Component data from apps and pages

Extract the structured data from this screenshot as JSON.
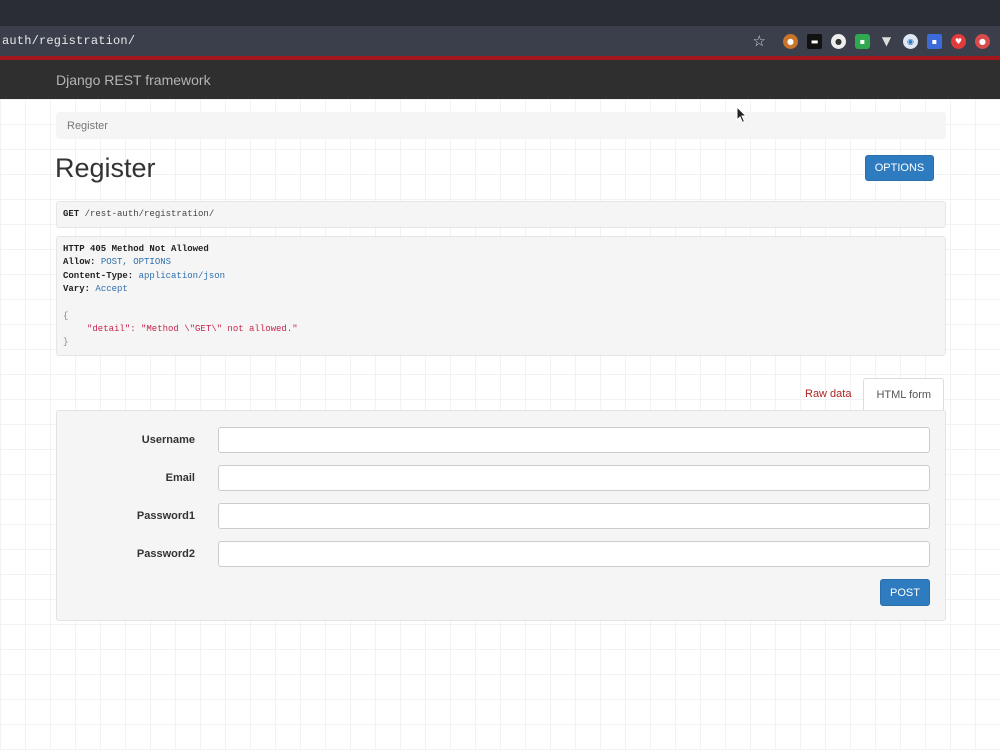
{
  "browser": {
    "url": "auth/registration/",
    "extension_icons": [
      "puzzle-icon",
      "terminal-icon",
      "ghost-icon",
      "grammar-icon",
      "vue-icon",
      "circle-icon",
      "monitor-icon",
      "pocket-icon",
      "profile-icon"
    ]
  },
  "navbar": {
    "brand": "Django REST framework"
  },
  "breadcrumb": {
    "item": "Register"
  },
  "page": {
    "title": "Register",
    "options_label": "OPTIONS"
  },
  "request": {
    "method": "GET",
    "path": "/rest-auth/registration/"
  },
  "response": {
    "status_line": "HTTP 405 Method Not Allowed",
    "headers": [
      {
        "key": "Allow:",
        "value": "POST, OPTIONS"
      },
      {
        "key": "Content-Type:",
        "value": "application/json"
      },
      {
        "key": "Vary:",
        "value": "Accept"
      }
    ],
    "body_open": "{",
    "body_line": "\"detail\": \"Method \\\"GET\\\" not allowed.\"",
    "body_close": "}"
  },
  "tabs": {
    "raw": "Raw data",
    "html": "HTML form"
  },
  "form": {
    "fields": [
      {
        "label": "Username",
        "value": ""
      },
      {
        "label": "Email",
        "value": ""
      },
      {
        "label": "Password1",
        "value": ""
      },
      {
        "label": "Password2",
        "value": ""
      }
    ],
    "submit_label": "POST"
  },
  "colors": {
    "accent": "#2e7bbf",
    "navbar": "#2f2f2f",
    "highlight_red": "#a4171c"
  }
}
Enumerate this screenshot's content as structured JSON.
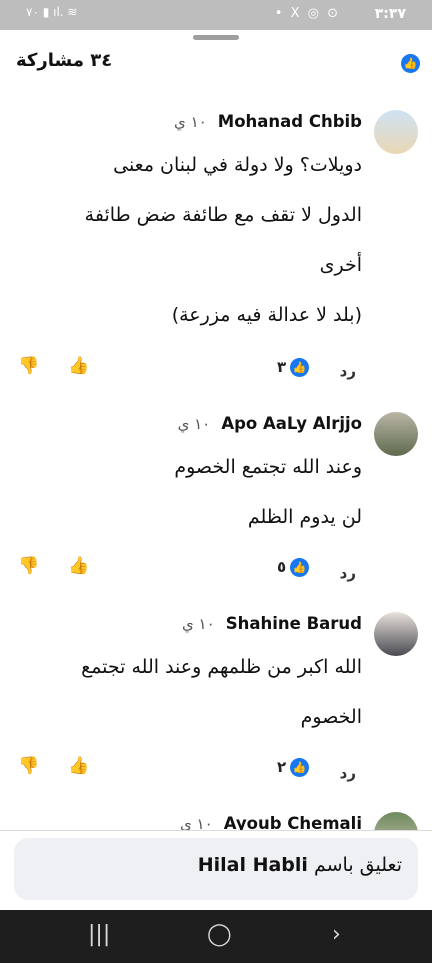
{
  "status": {
    "time": "٣:٣٧",
    "right_icons": "• X ◎ ⊙",
    "left_icons": "٧٠ ▮ ıl. ≋"
  },
  "header": {
    "title": "٣٤ مشاركة"
  },
  "comments": [
    {
      "name": "Mohanad Chbib",
      "time": "١٠ ي",
      "lines": [
        "دويلات؟ ولا دولة في لبنان معنى",
        "الدول لا تقف مع طائفة ضض طائفة",
        "أخرى",
        "(بلد لا عدالة فيه مزرعة)"
      ],
      "reply": "رد",
      "reactions": "٣"
    },
    {
      "name": "Apo AaLy Alrjjo",
      "time": "١٠ ي",
      "lines": [
        "وعند الله تجتمع الخصوم",
        "لن يدوم الظلم"
      ],
      "reply": "رد",
      "reactions": "٥"
    },
    {
      "name": "Shahine Barud",
      "time": "١٠ ي",
      "lines": [
        "الله اكبر من ظلمهم وعند الله تجتمع",
        "الخصوم"
      ],
      "reply": "رد",
      "reactions": "٢"
    },
    {
      "name": "Ayoub Chemali",
      "time": "١٠ ي"
    }
  ],
  "composer": {
    "prefix": "تعليق باسم",
    "user": "Hilal Habli"
  },
  "colors": {
    "accent": "#1877f2",
    "navbar": "#1e1e1e"
  },
  "icons": {
    "like": "thumbs-up-icon",
    "dislike": "thumbs-down-icon",
    "reaction": "like-reaction-icon"
  }
}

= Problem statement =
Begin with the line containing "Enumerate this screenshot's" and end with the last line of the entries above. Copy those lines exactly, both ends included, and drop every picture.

= Reply =
Enumerate this screenshot's content as structured JSON.
{
  "status": {
    "time": "٣:٣٧",
    "right_icons": "• X ◎ ⊙",
    "left_icons": "٧٠ ▮ ıl. ≋"
  },
  "header": {
    "title": "٣٤ مشاركة"
  },
  "comments": [
    {
      "name": "Mohanad Chbib",
      "time": "١٠ ي",
      "lines": [
        "دويلات؟ ولا دولة في لبنان معنى",
        "الدول لا تقف مع طائفة ضض طائفة",
        "أخرى",
        "(بلد لا عدالة فيه مزرعة)"
      ],
      "reply": "رد",
      "reactions": "٣"
    },
    {
      "name": "Apo AaLy Alrjjo",
      "time": "١٠ ي",
      "lines": [
        "وعند الله تجتمع الخصوم",
        "لن يدوم الظلم"
      ],
      "reply": "رد",
      "reactions": "٥"
    },
    {
      "name": "Shahine Barud",
      "time": "١٠ ي",
      "lines": [
        "الله اكبر من ظلمهم وعند الله تجتمع",
        "الخصوم"
      ],
      "reply": "رد",
      "reactions": "٢"
    },
    {
      "name": "Ayoub Chemali",
      "time": "١٠ ي"
    }
  ],
  "composer": {
    "prefix": "تعليق باسم",
    "user": "Hilal Habli"
  },
  "colors": {
    "accent": "#1877f2",
    "navbar": "#1e1e1e"
  },
  "icons": {
    "like": "thumbs-up-icon",
    "dislike": "thumbs-down-icon",
    "reaction": "like-reaction-icon"
  }
}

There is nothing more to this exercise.